*** Begin section ***

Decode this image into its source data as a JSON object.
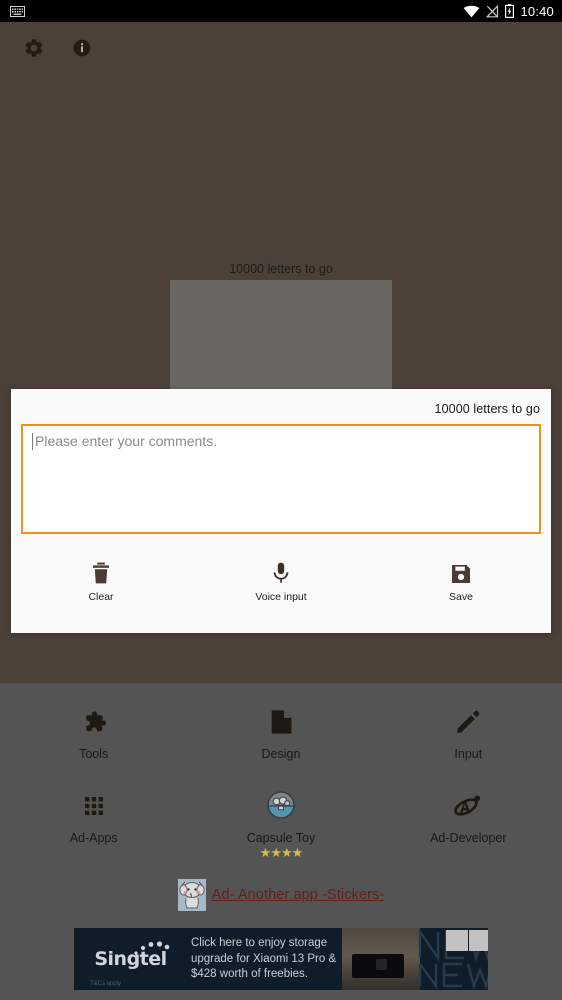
{
  "status_bar": {
    "keyboard_icon": "keyboard-icon",
    "wifi_icon": "wifi-icon",
    "signal_off_icon": "signal-no-service-icon",
    "battery_icon": "battery-charging-icon",
    "clock": "10:40"
  },
  "toolbar": {
    "settings_icon": "gear-icon",
    "info_icon": "info-icon"
  },
  "canvas": {
    "letters_counter": "10000 letters to go"
  },
  "dialog": {
    "letters_counter": "10000 letters to go",
    "input": {
      "placeholder": "Please enter your comments.",
      "value": ""
    },
    "actions": [
      {
        "label": "Clear",
        "icon": "trash-icon"
      },
      {
        "label": "Voice input",
        "icon": "microphone-icon"
      },
      {
        "label": "Save",
        "icon": "floppy-disk-icon"
      }
    ]
  },
  "menu": {
    "row1": [
      {
        "label": "Tools",
        "icon": "puzzle-piece-icon"
      },
      {
        "label": "Design",
        "icon": "document-page-icon"
      },
      {
        "label": "Input",
        "icon": "pencil-icon"
      }
    ],
    "row2": [
      {
        "label": "Ad-Apps",
        "icon": "apps-grid-icon",
        "stars": ""
      },
      {
        "label": "Capsule Toy",
        "icon": "capsule-machine-icon",
        "stars": "★★★★"
      },
      {
        "label": "Ad-Developer",
        "icon": "atom-orbit-icon",
        "stars": ""
      }
    ],
    "sticker_link": {
      "icon": "sticker-elephant-icon",
      "text": "Ad- Another app -Stickers-"
    }
  },
  "banner_ad": {
    "brand": "Singtel",
    "fine_print": "T&Cs apply",
    "copy_lines": [
      "Click here to enjoy storage",
      "upgrade for Xiaomi 13 Pro &",
      "$428 worth of freebies."
    ],
    "art_text": "NEW"
  },
  "colors": {
    "app_background": "#4c4139",
    "menu_panel": "#5e5e5e",
    "dialog_background": "#fafafa",
    "input_focus_border": "#f0901e",
    "link": "#70231d",
    "star": "#e8d44d",
    "banner_background": "#10212e",
    "status_bar": "#000000"
  }
}
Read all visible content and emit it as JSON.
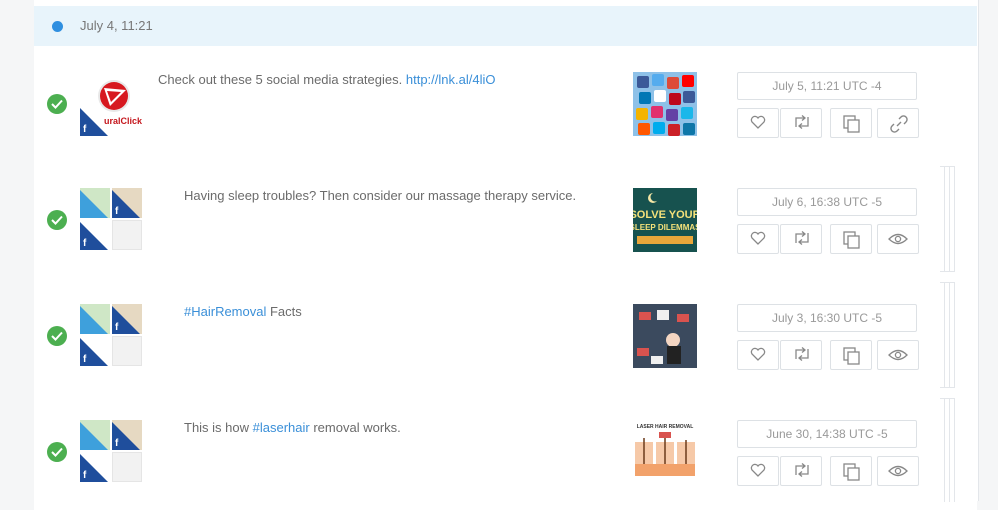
{
  "day_header": {
    "label": "July 4, 11:21"
  },
  "posts": [
    {
      "message_parts": [
        {
          "text": "Check out these 5 social media strategies. ",
          "type": "text"
        },
        {
          "text": "http://lnk.al/4liO",
          "type": "link"
        }
      ],
      "logo_text": "uralClick",
      "date": "July 5, 11:21 UTC -4",
      "last_action": "link"
    },
    {
      "message_parts": [
        {
          "text": "Having sleep troubles? Then consider our massage therapy service.",
          "type": "text"
        }
      ],
      "thumb_text": [
        "SOLVE YOUR",
        "SLEEP DILEMMAS"
      ],
      "date": "July 6, 16:38 UTC -5",
      "last_action": "preview"
    },
    {
      "message_parts": [
        {
          "text": "#HairRemoval",
          "type": "link"
        },
        {
          "text": " Facts",
          "type": "text"
        }
      ],
      "date": "July 3, 16:30 UTC -5",
      "last_action": "preview"
    },
    {
      "message_parts": [
        {
          "text": "This is how ",
          "type": "text"
        },
        {
          "text": "#laserhair",
          "type": "link"
        },
        {
          "text": " removal works.",
          "type": "text"
        }
      ],
      "thumb_text": [
        "LASER HAIR REMOVAL"
      ],
      "date": "June 30, 14:38 UTC -5",
      "last_action": "preview"
    }
  ],
  "colors": {
    "accent": "#3a8fd8",
    "success": "#4caf50",
    "facebook": "#1f4e9c",
    "twitter": "#3ea0dc",
    "header_bg": "#e8f4fb"
  }
}
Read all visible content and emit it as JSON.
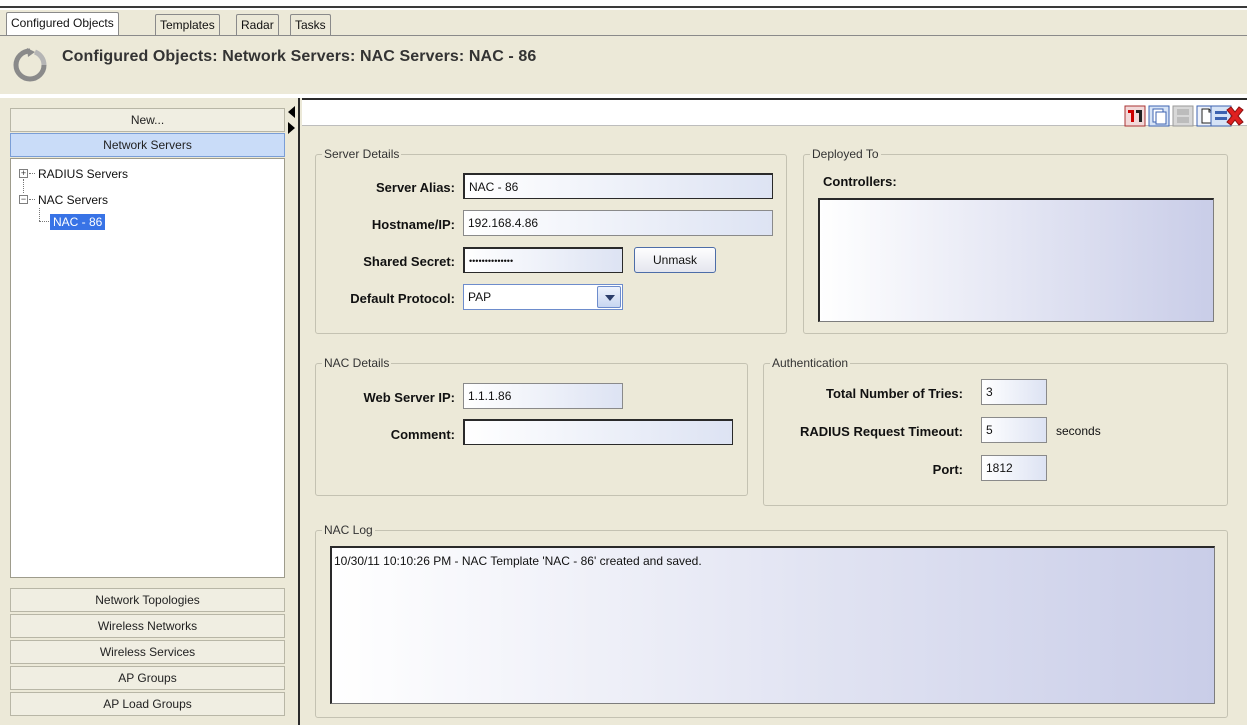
{
  "tabs": [
    "Configured Objects",
    "Templates",
    "Radar",
    "Tasks"
  ],
  "header": {
    "title": "Configured Objects: Network Servers: NAC Servers: NAC - 86"
  },
  "sidebar": {
    "new_label": "New...",
    "section_label": "Network Servers",
    "tree": {
      "radius": "RADIUS Servers",
      "nac": "NAC Servers",
      "nac_child": "NAC - 86"
    },
    "bottom_items": [
      "Network Topologies",
      "Wireless Networks",
      "Wireless Services",
      "AP Groups",
      "AP Load Groups"
    ]
  },
  "server_details": {
    "legend": "Server Details",
    "alias_label": "Server Alias:",
    "alias_value": "NAC - 86",
    "hostname_label": "Hostname/IP:",
    "hostname_value": "192.168.4.86",
    "secret_label": "Shared Secret:",
    "secret_value": "••••••••••••••",
    "unmask_label": "Unmask",
    "protocol_label": "Default Protocol:",
    "protocol_value": "PAP"
  },
  "deployed_to": {
    "legend": "Deployed To",
    "controllers_label": "Controllers:"
  },
  "nac_details": {
    "legend": "NAC Details",
    "web_ip_label": "Web Server IP:",
    "web_ip_value": "1.1.1.86",
    "comment_label": "Comment:",
    "comment_value": ""
  },
  "authentication": {
    "legend": "Authentication",
    "tries_label": "Total Number of Tries:",
    "tries_value": "3",
    "timeout_label": "RADIUS Request Timeout:",
    "timeout_value": "5",
    "timeout_unit": "seconds",
    "port_label": "Port:",
    "port_value": "1812"
  },
  "nac_log": {
    "legend": "NAC Log",
    "entry": "10/30/11 10:10:26 PM - NAC Template 'NAC - 86' created and saved."
  },
  "toolbar_icons": [
    "export-icon",
    "copy-icon",
    "save-icon",
    "new-document-icon",
    "minimize-icon",
    "delete-icon"
  ],
  "colors": {
    "panel_bg": "#ece9d8",
    "selection": "#3873e6",
    "delete": "#e02020"
  }
}
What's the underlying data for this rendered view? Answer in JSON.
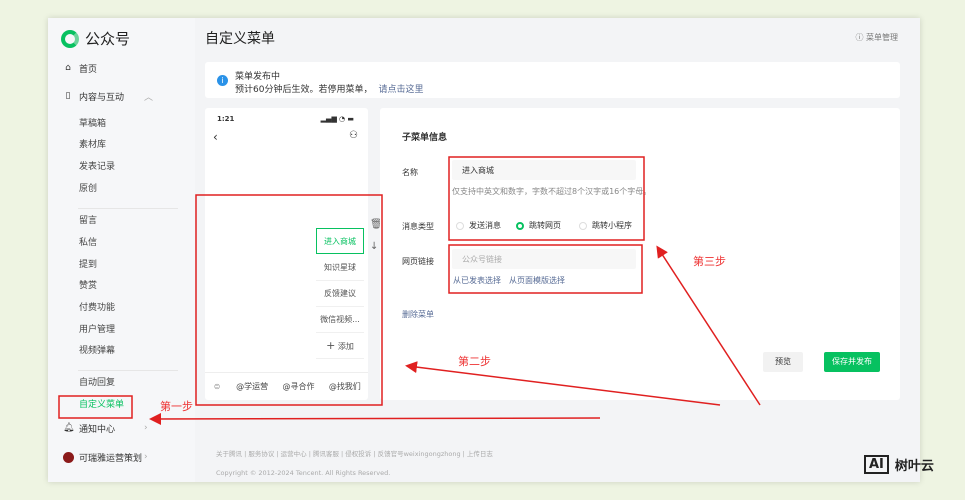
{
  "app": {
    "name": "公众号"
  },
  "sidebar": {
    "home": "首页",
    "content": "内容与互动",
    "group1": [
      "草稿箱",
      "素材库",
      "发表记录",
      "原创"
    ],
    "group2": [
      "留言",
      "私信",
      "提到",
      "赞赏",
      "付费功能",
      "用户管理",
      "视频弹幕"
    ],
    "group3": [
      "自动回复",
      "自定义菜单"
    ],
    "notify": "通知中心",
    "account": "可瑞雅运营策划"
  },
  "header": {
    "title": "自定义菜单",
    "manage": "菜单管理"
  },
  "notice": {
    "title": "菜单发布中",
    "text": "预计60分钟后生效。若停用菜单，",
    "link": "请点击这里"
  },
  "phone": {
    "time": "1:21",
    "submenu": [
      "进入商城",
      "知识星球",
      "反馈建议",
      "微信视频..."
    ],
    "add": "添加",
    "bar": [
      "@学运营",
      "@寻合作",
      "@找我们"
    ]
  },
  "form": {
    "heading": "子菜单信息",
    "name_label": "名称",
    "name_value": "进入商城",
    "name_hint": "仅支持中英文和数字，字数不超过8个汉字或16个字母。",
    "type_label": "消息类型",
    "types": [
      "发送消息",
      "跳转网页",
      "跳转小程序"
    ],
    "selected_type": "跳转网页",
    "url_label": "网页链接",
    "url_placeholder": "公众号链接",
    "pick_published": "从已发表选择",
    "pick_template": "从页面模版选择",
    "delete": "删除菜单",
    "preview": "预览",
    "save": "保存并发布"
  },
  "footer": {
    "links": "关于腾讯 | 服务协议 | 运营中心 | 腾讯客服 | 侵权投诉 | 反馈官号weixingongzhong | 上传日志",
    "copyright": "Copyright © 2012-2024 Tencent. All Rights Reserved."
  },
  "annotations": {
    "step1": "第一步",
    "step2": "第二步",
    "step3": "第三步",
    "color": "#e02020"
  },
  "watermark": {
    "logo": "AI",
    "name": "树叶云"
  },
  "colors": {
    "accent": "#07c160",
    "link": "#576b95"
  }
}
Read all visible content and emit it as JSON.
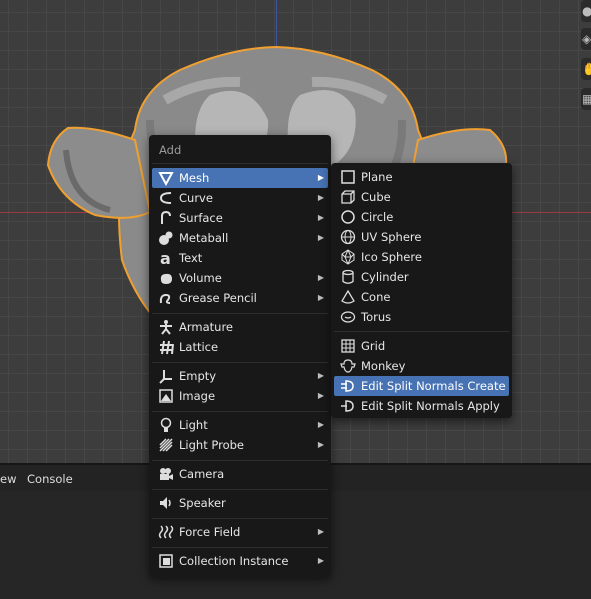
{
  "editor_header": {
    "tab_view_partial": "ew",
    "tab_console": "Console"
  },
  "add_menu": {
    "title": "Add",
    "items": [
      {
        "label": "Mesh",
        "icon": "mesh-icon",
        "submenu": true,
        "active": true
      },
      {
        "label": "Curve",
        "icon": "curve-icon",
        "submenu": true
      },
      {
        "label": "Surface",
        "icon": "surface-icon",
        "submenu": true
      },
      {
        "label": "Metaball",
        "icon": "metaball-icon",
        "submenu": true
      },
      {
        "label": "Text",
        "icon": "text-icon",
        "submenu": false
      },
      {
        "label": "Volume",
        "icon": "volume-icon",
        "submenu": true
      },
      {
        "label": "Grease Pencil",
        "icon": "grease-pencil-icon",
        "submenu": true
      },
      {
        "label": "Armature",
        "icon": "armature-icon",
        "submenu": false
      },
      {
        "label": "Lattice",
        "icon": "lattice-icon",
        "submenu": false
      },
      {
        "label": "Empty",
        "icon": "empty-icon",
        "submenu": true
      },
      {
        "label": "Image",
        "icon": "image-icon",
        "submenu": true
      },
      {
        "label": "Light",
        "icon": "light-icon",
        "submenu": true
      },
      {
        "label": "Light Probe",
        "icon": "light-probe-icon",
        "submenu": true
      },
      {
        "label": "Camera",
        "icon": "camera-icon",
        "submenu": false
      },
      {
        "label": "Speaker",
        "icon": "speaker-icon",
        "submenu": false
      },
      {
        "label": "Force Field",
        "icon": "force-field-icon",
        "submenu": true
      },
      {
        "label": "Collection Instance",
        "icon": "collection-instance-icon",
        "submenu": true
      }
    ]
  },
  "mesh_submenu": {
    "items": [
      {
        "label": "Plane",
        "icon": "plane-icon"
      },
      {
        "label": "Cube",
        "icon": "cube-icon"
      },
      {
        "label": "Circle",
        "icon": "circle-icon"
      },
      {
        "label": "UV Sphere",
        "icon": "uv-sphere-icon"
      },
      {
        "label": "Ico Sphere",
        "icon": "ico-sphere-icon"
      },
      {
        "label": "Cylinder",
        "icon": "cylinder-icon"
      },
      {
        "label": "Cone",
        "icon": "cone-icon"
      },
      {
        "label": "Torus",
        "icon": "torus-icon"
      },
      {
        "label": "Grid",
        "icon": "grid-icon"
      },
      {
        "label": "Monkey",
        "icon": "monkey-icon"
      },
      {
        "label": "Edit Split Normals Create",
        "icon": "split-normals-create-icon",
        "active": true
      },
      {
        "label": "Edit Split Normals Apply",
        "icon": "split-normals-apply-icon"
      }
    ]
  },
  "colors": {
    "highlight": "#4772b3",
    "selection_outline": "#f0a030",
    "menu_bg": "#181818"
  }
}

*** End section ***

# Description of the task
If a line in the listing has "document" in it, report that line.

# Your response
        "icon": "document-page-icon"
    "new-document-icon",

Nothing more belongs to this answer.